There is much less evidence on policies to help people stay in work. Staying in work may involve either remaining with the same employer or moving between employers, so it is useful if people have ongoing access to IAG about job opportunities beyond their current employer.

The evidence suggests that comprehensive, individual packages of support that tailor support to a person’s needs can be particularly effective for keeping people in work. But it is difficult to find evidence on the individual activities within such a package of support to evaluate their effectiveness.

The quality of the initial job entry is important for keeping people in work – how the person ‘fits’ the job in terms of skills, suitable hours and location. This shows that there is merit in helping people to get the ‘right job’, as opposed to ‘any job’.

If people are given financial incentives while in work – through in-work benefits paid through the national benefits system – this can be an important motivation for them to gain and then stay in a job. But their impact tends to lessen if people enter a cycle of unemployment and low-paid employment.

In-work progression

There is limited evidence on in-work progression. This partly reflects the profile of public funding, which has focused on helping people to gain employment rather than intervening in the workplace. However, policy interest in this area is growing, especially with the roll-out of Universal Credit.

In-work progression can be measured in monetary terms (through progression to higher wages) and non- monetary terms (e.g. moving to a more stable job). People value both. This type of progression may involve an employee moving up with their present employer or in a different job. Evidence on initiatives for job promotion emphasises the value of connecting training to particular (often growing) sectors of the economy. Transferable skills (valued by other employers and in other sectors) also help people to progress in work. This highlights both the important underpinning role played by IAG and the need for local skills strategies to consider labour market demand and supply.

Trades unions, with employers, can help to stimulate interest in, and opportunities for, in-work progression. It is easiest to engage employers when initiatives can address a specific business need (such as problems in keeping staff).


Variations in the challenges and opportunities facing cities have an impact on how anti-poverty policies are likely to succeed. Although there are differences in cities’ precise powers and resources, their policies can reduce poverty in their areas by:

  • ‘leading by example’ in encouraging good practice in staff recruitment and employment practices within public agencies;
  • directing funding to particular activities;
  • outlining an agenda for change and devising, developing and championing local economic strategies and business support services;
  • co-ordinating and facilitating local agencies and employers – including aligning funding streams, sharing information and linking services and support across different policy areas;
  • driving the development of new approaches – making the most of any local discretion allowed within national initiatives and drawing on good practice from elsewhere.

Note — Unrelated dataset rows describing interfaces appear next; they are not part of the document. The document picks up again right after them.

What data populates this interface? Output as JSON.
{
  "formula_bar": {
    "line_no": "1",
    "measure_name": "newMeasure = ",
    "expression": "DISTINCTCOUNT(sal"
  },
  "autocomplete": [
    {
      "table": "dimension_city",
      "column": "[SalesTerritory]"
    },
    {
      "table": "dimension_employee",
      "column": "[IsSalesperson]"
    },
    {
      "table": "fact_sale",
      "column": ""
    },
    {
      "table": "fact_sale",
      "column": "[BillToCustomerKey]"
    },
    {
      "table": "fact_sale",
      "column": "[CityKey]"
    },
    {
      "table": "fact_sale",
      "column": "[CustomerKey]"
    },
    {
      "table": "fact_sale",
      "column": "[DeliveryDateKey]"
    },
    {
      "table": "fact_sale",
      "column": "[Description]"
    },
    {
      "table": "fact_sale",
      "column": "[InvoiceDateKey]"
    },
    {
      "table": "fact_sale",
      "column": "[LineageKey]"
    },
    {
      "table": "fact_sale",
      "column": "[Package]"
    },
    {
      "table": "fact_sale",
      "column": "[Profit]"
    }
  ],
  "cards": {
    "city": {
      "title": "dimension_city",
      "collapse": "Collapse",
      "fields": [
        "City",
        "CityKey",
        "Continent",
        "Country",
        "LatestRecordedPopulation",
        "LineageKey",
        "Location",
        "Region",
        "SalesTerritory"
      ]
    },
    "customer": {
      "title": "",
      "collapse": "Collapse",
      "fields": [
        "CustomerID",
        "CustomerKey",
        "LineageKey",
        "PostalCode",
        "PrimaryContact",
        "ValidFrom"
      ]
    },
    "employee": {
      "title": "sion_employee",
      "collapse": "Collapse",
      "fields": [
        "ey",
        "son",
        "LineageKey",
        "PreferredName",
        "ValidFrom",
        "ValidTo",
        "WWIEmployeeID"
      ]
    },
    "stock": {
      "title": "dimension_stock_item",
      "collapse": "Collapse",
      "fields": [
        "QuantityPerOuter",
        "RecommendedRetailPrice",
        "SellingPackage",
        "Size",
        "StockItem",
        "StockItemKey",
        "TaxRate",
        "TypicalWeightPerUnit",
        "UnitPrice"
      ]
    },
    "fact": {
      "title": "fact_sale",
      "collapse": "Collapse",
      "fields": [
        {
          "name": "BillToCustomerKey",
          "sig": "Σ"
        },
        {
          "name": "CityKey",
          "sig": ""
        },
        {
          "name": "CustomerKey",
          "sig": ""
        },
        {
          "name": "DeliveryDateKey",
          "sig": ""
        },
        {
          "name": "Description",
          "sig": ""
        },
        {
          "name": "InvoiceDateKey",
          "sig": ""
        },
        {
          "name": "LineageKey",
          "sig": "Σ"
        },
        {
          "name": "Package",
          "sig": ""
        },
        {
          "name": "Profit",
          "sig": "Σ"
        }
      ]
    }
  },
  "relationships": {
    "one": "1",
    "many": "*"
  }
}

Policy-making in the UK is quite centralised by international standards. However, new opportunities are opening up for cities to link people to jobs and so help them to escape poverty. Local policymakers’ role and ability to act on poverty would be strengthened if they were given further powers and were able to use more discretion in terms of local strategies – for example through greater alignment and pooling of funding, and targeting investment to specific local needs.

However, the evidence is clear that progress can be made without greater local autonomy and with no or limited additional resources. Among other factors in the success of anti-poverty strategies are how strong the local leadership is and what priority is given to change in local areas.

About the project

This study involved a review of evidence (published and unpublished academic literature), expert interviews and a call for evidence.